Hey you there, did you know that forty percent of all data breaches are due to web application vulnerabilities? That means the very software your team is building is likely to be the vector to getting your data pwnd. Still feeling skeptical? You should google Heartland’s 2008 breach, eBay’s XSS vulnerability, or Time Warner’s password leak. I’ll wait.
Done? Pretty scary, isn’t it?
Great, But How Do You Get Your Developers Thinking About Security?
The discipline of bullet-proofing your code against application vulnerabilities is called Secure Coding. You want this fancy secure coding to up your AppSec game, but what if your R&D organization lacks the skills? You hired smart people, they can learn it, but they need to want to. They need to feel it. So how do you get your team stoked on security awareness (besides telling them to stop writing their passwords on post-it notes)?
The first thing you do is put together a rip-roaring slide deck with the top ten security flaws and a snazzy background and get them to read the heck out of it. Developers love slide decks.
Hmm, That didn’t work.
If only there were a better way, more engaging way. And there is. Did you learn to code just by reading about Java? No way. You started working on coding examples to get the hang of it, right? Maybe you even got your code katas or koans on so you could motivate yourself. Why not do the same to cultivate some security awareness love?
AppSec enthusiasts commonly compete in Capture The Flag contests. No, not this. Not this either. There are a couple of CTF formats out there, but the Jeopardy format is the one that best suits the needs of introductory training. This format is made up of a ladder of increasingly difficult puzzles. The ladder works like this:
- Look at the puzzle, in this case a flawed web application. Since we’re interested in secure coding, look at the source code the app.
- Throw what you can against it.
- If you succeed in exploiting a flaw in the app, you should get it to cough up the key to the next level. That’s called the loot.
- Use said loot to unlock the next level.
- Lather. Rinse. Repeat until you are the first one to loot the final level.
- Stand on table and celebrate your victory.
You might be thinking, “This is great advice but how do I get me one of those CTF contests?” We thought the same thing. We didn’t have time to wait for someone else to put together a competition, and we wanted to make inroads on secure coding training in a more controlled environment. What to do?
What We Did
Some of us had competed in the Stripe 2.0 CTF like, 37.5 computer years ago (that’s roughly 4 years ago in people years). Fortunately, the good people at Stripe open-sourced those very same web app puzzles. Yea! But they had languished untouched in the backwaters of github. Boo!
After some studious digital archeology in the form of ancient version management, we resuscitated the puzzles. Once we had the puzzles in hand, we used veewee to roll a VirtualBox (VBox) compatible VM with some scripting magic to auto-generate the loot values. In this VM, each puzzle was set up to run sandboxed away from the casual user, but still gave them access to the source code.
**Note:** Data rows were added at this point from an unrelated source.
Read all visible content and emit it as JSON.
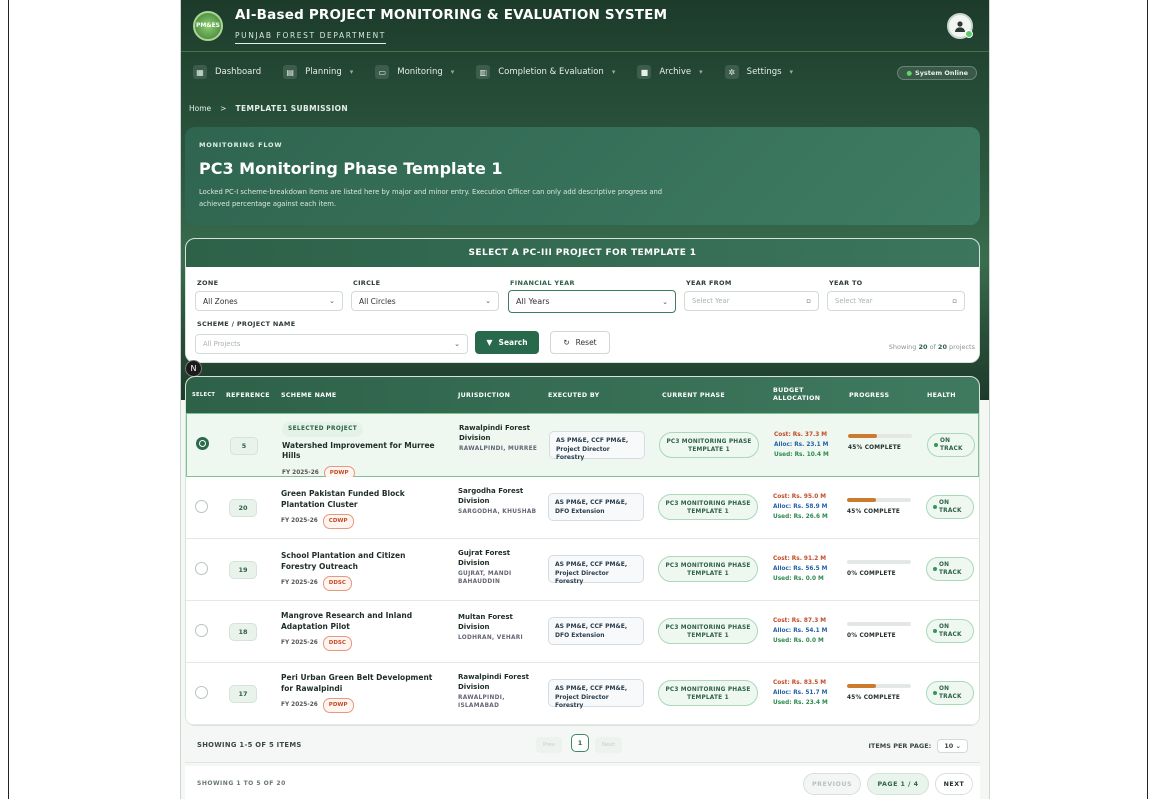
{
  "app": {
    "logo_text": "PM&ES",
    "title": "AI-Based PROJECT MONITORING & EVALUATION SYSTEM",
    "subtitle": "PUNJAB FOREST DEPARTMENT"
  },
  "nav": {
    "items": [
      {
        "label": "Dashboard",
        "icon": "grid-icon"
      },
      {
        "label": "Planning",
        "icon": "clipboard-icon"
      },
      {
        "label": "Monitoring",
        "icon": "monitor-icon"
      },
      {
        "label": "Completion & Evaluation",
        "icon": "chart-icon"
      },
      {
        "label": "Archive",
        "icon": "archive-icon"
      },
      {
        "label": "Settings",
        "icon": "gear-icon"
      }
    ],
    "status": "System Online"
  },
  "breadcrumb": {
    "home": "Home",
    "sep": ">",
    "current": "TEMPLATE1 SUBMISSION"
  },
  "hero": {
    "kicker": "MONITORING FLOW",
    "title": "PC3 Monitoring Phase Template 1",
    "description": "Locked PC-I scheme-breakdown items are listed here by major and minor entry. Execution Officer can only add descriptive progress and achieved percentage against each item."
  },
  "filters": {
    "header": "SELECT A PC-III PROJECT FOR TEMPLATE 1",
    "zone_label": "ZONE",
    "zone_value": "All Zones",
    "circle_label": "CIRCLE",
    "circle_value": "All Circles",
    "fy_label": "FINANCIAL YEAR",
    "fy_value": "All Years",
    "year_from_label": "YEAR FROM",
    "year_from_placeholder": "Select Year",
    "year_to_label": "YEAR TO",
    "year_to_placeholder": "Select Year",
    "scheme_label": "SCHEME / PROJECT NAME",
    "scheme_placeholder": "All Projects",
    "search_label": "Search",
    "reset_label": "Reset",
    "showing_prefix": "Showing",
    "showing_count": "20",
    "showing_of": "of",
    "showing_total": "20",
    "showing_suffix": "projects"
  },
  "table": {
    "headers": [
      "SELECT",
      "REFERENCE",
      "SCHEME NAME",
      "JURISDICTION",
      "EXECUTED BY",
      "CURRENT PHASE",
      "BUDGET ALLOCATION",
      "PROGRESS",
      "HEALTH"
    ],
    "selected_pill": "SELECTED PROJECT",
    "rows": [
      {
        "selected": true,
        "ref": "5",
        "name": "Watershed Improvement for Murree Hills",
        "fy": "FY 2025-26",
        "tag": "PDWP",
        "jur": "Rawalpindi Forest Division",
        "jur_sub": "RAWALPINDI, MURREE",
        "exec": "AS PM&E, CCF PM&E, Project Director Forestry",
        "phase": "PC3 MONITORING PHASE TEMPLATE 1",
        "cost": "Cost: Rs. 37.3 M",
        "alloc": "Alloc: Rs. 23.1 M",
        "used": "Used: Rs. 10.4 M",
        "progress": 45,
        "progress_text": "45% COMPLETE",
        "health": "ON TRACK"
      },
      {
        "selected": false,
        "ref": "20",
        "name": "Green Pakistan Funded Block Plantation Cluster",
        "fy": "FY 2025-26",
        "tag": "CDWP",
        "jur": "Sargodha Forest Division",
        "jur_sub": "SARGODHA, KHUSHAB",
        "exec": "AS PM&E, CCF PM&E, DFO Extension",
        "phase": "PC3 MONITORING PHASE TEMPLATE 1",
        "cost": "Cost: Rs. 95.0 M",
        "alloc": "Alloc: Rs. 58.9 M",
        "used": "Used: Rs. 26.6 M",
        "progress": 45,
        "progress_text": "45% COMPLETE",
        "health": "ON TRACK"
      },
      {
        "selected": false,
        "ref": "19",
        "name": "School Plantation and Citizen Forestry Outreach",
        "fy": "FY 2025-26",
        "tag": "DDSC",
        "jur": "Gujrat Forest Division",
        "jur_sub": "GUJRAT, MANDI BAHAUDDIN",
        "exec": "AS PM&E, CCF PM&E, Project Director Forestry",
        "phase": "PC3 MONITORING PHASE TEMPLATE 1",
        "cost": "Cost: Rs. 91.2 M",
        "alloc": "Alloc: Rs. 56.5 M",
        "used": "Used: Rs. 0.0 M",
        "progress": 0,
        "progress_text": "0% COMPLETE",
        "health": "ON TRACK"
      },
      {
        "selected": false,
        "ref": "18",
        "name": "Mangrove Research and Inland Adaptation Pilot",
        "fy": "FY 2025-26",
        "tag": "DDSC",
        "jur": "Multan Forest Division",
        "jur_sub": "LODHRAN, VEHARI",
        "exec": "AS PM&E, CCF PM&E, DFO Extension",
        "phase": "PC3 MONITORING PHASE TEMPLATE 1",
        "cost": "Cost: Rs. 87.3 M",
        "alloc": "Alloc: Rs. 54.1 M",
        "used": "Used: Rs. 0.0 M",
        "progress": 0,
        "progress_text": "0% COMPLETE",
        "health": "ON TRACK"
      },
      {
        "selected": false,
        "ref": "17",
        "name": "Peri Urban Green Belt Development for Rawalpindi",
        "fy": "FY 2025-26",
        "tag": "PDWP",
        "jur": "Rawalpindi Forest Division",
        "jur_sub": "RAWALPINDI, ISLAMABAD",
        "exec": "AS PM&E, CCF PM&E, Project Director Forestry",
        "phase": "PC3 MONITORING PHASE TEMPLATE 1",
        "cost": "Cost: Rs. 83.5 M",
        "alloc": "Alloc: Rs. 51.7 M",
        "used": "Used: Rs. 23.4 M",
        "progress": 45,
        "progress_text": "45% COMPLETE",
        "health": "ON TRACK"
      }
    ]
  },
  "pagination": {
    "items_text": "SHOWING 1-5 OF 5 ITEMS",
    "prev": "Prev",
    "current": "1",
    "next": "Next",
    "ipp_label": "ITEMS PER PAGE:",
    "ipp_value": "10",
    "projects_text": "SHOWING 1 TO 5 OF 20",
    "previous_btn": "PREVIOUS",
    "page_info": "PAGE 1 / 4",
    "next_btn": "NEXT"
  },
  "colors": {
    "brand": "#2d6148",
    "accent_orange": "#cc7a2e",
    "tag_red": "#c24c2a"
  }
}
How Can You Do the Same?
If you’ve read this far, you might be ready to introduce some CTF-based training to your organization. You might still be thinking, “This is great and all, but how do I get me one of those CTFs?” Scroll no further, true believer. We have open-sourced all the material you need to conduct your own CTF training right here in this very github:
The instructions to roll the VMs can be found here. The slide deck needed for the training sessions can be found here. It’s like today is your birthday!
In the next post, I will explain how we developed an introductory secure coding training session around this vm and provide advice on how you can do it too. Now, go get that flag!